● **EXERCISE GOAL**
Your answer must be a single number: how many lines in the records include the word "contengan".

● **DATASET ENTRIES**
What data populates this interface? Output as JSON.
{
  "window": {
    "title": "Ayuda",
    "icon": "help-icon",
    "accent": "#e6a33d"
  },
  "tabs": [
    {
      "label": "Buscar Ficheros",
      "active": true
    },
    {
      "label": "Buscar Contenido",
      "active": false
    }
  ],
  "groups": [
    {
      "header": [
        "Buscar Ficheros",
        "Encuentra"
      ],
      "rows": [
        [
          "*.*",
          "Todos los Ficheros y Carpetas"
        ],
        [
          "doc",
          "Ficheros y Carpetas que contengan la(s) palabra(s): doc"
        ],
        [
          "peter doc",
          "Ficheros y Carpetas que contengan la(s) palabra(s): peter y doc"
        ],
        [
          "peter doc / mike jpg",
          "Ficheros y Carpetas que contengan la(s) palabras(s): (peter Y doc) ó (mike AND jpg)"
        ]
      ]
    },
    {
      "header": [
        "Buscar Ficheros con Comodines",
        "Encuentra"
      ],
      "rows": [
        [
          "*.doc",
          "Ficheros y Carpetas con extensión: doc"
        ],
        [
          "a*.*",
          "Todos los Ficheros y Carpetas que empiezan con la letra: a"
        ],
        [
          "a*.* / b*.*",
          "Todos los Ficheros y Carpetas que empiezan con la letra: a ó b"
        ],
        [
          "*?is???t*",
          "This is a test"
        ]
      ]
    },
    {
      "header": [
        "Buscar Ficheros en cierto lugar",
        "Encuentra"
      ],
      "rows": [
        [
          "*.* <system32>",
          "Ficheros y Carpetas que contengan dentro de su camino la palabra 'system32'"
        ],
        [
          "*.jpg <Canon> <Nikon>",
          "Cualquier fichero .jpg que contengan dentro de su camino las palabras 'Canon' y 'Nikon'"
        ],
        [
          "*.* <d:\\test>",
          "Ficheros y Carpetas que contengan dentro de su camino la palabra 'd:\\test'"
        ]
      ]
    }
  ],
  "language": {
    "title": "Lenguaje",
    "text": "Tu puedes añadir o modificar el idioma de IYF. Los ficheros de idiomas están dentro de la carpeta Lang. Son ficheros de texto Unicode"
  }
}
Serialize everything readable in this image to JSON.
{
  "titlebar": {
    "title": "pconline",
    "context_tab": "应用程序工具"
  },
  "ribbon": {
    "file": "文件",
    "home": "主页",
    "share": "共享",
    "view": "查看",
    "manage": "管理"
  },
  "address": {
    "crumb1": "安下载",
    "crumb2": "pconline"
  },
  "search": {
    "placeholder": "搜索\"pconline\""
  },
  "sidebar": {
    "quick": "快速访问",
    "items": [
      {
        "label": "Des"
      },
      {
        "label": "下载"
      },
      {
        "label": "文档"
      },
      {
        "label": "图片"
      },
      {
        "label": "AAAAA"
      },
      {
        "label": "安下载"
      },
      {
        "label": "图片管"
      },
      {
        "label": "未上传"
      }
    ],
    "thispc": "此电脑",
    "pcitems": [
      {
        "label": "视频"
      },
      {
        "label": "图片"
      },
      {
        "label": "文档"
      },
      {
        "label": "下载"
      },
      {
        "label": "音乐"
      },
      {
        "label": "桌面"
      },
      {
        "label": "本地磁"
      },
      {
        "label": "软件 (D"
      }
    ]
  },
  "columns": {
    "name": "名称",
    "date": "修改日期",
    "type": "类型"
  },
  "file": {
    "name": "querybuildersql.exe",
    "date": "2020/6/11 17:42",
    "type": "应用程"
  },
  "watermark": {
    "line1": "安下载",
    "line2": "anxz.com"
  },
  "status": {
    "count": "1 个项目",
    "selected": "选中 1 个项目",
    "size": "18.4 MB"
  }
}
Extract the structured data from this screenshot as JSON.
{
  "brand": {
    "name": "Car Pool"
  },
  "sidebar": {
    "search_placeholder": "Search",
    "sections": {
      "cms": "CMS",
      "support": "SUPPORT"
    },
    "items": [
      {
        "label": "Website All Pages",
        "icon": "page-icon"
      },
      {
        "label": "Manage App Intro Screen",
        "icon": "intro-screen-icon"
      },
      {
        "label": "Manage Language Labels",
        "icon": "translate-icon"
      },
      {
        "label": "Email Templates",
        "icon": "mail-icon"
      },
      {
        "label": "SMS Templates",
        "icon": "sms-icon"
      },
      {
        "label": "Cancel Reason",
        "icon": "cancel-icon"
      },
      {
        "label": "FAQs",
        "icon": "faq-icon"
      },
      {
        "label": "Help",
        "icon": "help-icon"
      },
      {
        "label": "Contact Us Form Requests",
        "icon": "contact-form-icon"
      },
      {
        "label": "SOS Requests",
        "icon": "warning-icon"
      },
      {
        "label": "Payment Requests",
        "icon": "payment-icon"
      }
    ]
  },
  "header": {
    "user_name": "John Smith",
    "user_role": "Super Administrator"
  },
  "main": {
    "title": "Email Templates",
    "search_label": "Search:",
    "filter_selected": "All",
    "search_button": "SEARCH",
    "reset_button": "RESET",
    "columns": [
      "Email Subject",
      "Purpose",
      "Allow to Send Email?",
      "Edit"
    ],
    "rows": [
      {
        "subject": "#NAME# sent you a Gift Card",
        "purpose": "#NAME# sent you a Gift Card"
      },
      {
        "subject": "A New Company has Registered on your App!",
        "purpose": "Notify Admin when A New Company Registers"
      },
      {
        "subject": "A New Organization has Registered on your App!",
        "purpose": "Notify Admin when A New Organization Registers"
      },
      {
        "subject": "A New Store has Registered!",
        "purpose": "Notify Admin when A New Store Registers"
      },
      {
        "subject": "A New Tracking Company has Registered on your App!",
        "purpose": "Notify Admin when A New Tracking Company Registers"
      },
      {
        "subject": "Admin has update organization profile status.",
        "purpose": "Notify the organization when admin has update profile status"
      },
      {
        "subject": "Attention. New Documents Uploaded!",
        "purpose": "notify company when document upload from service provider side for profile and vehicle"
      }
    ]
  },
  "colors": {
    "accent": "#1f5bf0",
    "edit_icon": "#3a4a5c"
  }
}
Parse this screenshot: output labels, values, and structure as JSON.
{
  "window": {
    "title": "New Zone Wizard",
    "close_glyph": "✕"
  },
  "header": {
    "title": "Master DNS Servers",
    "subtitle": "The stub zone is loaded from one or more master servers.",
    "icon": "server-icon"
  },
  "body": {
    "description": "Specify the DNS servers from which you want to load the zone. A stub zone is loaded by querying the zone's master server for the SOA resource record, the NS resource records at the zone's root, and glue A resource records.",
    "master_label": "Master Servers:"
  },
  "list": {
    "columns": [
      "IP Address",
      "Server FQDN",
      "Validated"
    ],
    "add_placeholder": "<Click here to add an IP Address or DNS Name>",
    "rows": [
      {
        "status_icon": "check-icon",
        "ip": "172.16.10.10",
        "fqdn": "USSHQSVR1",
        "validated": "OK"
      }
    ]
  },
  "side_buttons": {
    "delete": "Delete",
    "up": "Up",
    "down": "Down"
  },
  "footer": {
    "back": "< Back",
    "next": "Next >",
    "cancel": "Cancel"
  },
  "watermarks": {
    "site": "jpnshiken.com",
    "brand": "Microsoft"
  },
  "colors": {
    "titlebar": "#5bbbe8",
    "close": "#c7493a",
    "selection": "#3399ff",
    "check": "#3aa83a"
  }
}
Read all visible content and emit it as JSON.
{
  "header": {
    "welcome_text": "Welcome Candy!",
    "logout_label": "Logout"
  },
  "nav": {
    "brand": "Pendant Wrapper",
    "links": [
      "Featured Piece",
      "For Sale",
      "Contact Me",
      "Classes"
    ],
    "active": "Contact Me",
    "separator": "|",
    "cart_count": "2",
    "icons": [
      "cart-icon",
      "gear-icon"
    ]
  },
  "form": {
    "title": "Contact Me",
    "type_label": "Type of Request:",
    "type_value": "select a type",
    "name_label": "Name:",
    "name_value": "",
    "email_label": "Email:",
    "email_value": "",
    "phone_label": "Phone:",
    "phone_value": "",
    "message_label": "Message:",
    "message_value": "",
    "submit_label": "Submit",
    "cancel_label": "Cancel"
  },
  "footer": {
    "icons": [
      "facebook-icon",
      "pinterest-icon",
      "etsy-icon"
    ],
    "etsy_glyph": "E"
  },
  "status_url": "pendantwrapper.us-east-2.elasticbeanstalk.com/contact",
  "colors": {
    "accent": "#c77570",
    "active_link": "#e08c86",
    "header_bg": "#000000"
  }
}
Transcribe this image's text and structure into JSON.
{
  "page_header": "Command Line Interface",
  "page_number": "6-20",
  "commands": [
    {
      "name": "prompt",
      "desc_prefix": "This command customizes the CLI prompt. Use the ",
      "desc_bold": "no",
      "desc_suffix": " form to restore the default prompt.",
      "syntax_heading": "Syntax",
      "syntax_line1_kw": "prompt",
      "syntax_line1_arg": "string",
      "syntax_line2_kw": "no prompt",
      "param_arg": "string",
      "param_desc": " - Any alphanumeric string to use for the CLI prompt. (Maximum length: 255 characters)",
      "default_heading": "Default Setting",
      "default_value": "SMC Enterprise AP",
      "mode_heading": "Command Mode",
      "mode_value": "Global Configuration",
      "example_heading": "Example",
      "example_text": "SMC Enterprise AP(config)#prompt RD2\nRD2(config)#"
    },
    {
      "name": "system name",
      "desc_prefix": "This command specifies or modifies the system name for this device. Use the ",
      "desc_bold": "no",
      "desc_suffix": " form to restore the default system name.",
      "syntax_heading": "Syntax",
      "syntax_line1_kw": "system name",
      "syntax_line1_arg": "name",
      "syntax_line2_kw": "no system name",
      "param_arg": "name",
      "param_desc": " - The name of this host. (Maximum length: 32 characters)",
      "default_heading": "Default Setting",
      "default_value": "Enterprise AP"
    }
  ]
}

● **YOUR RESPONSE**
6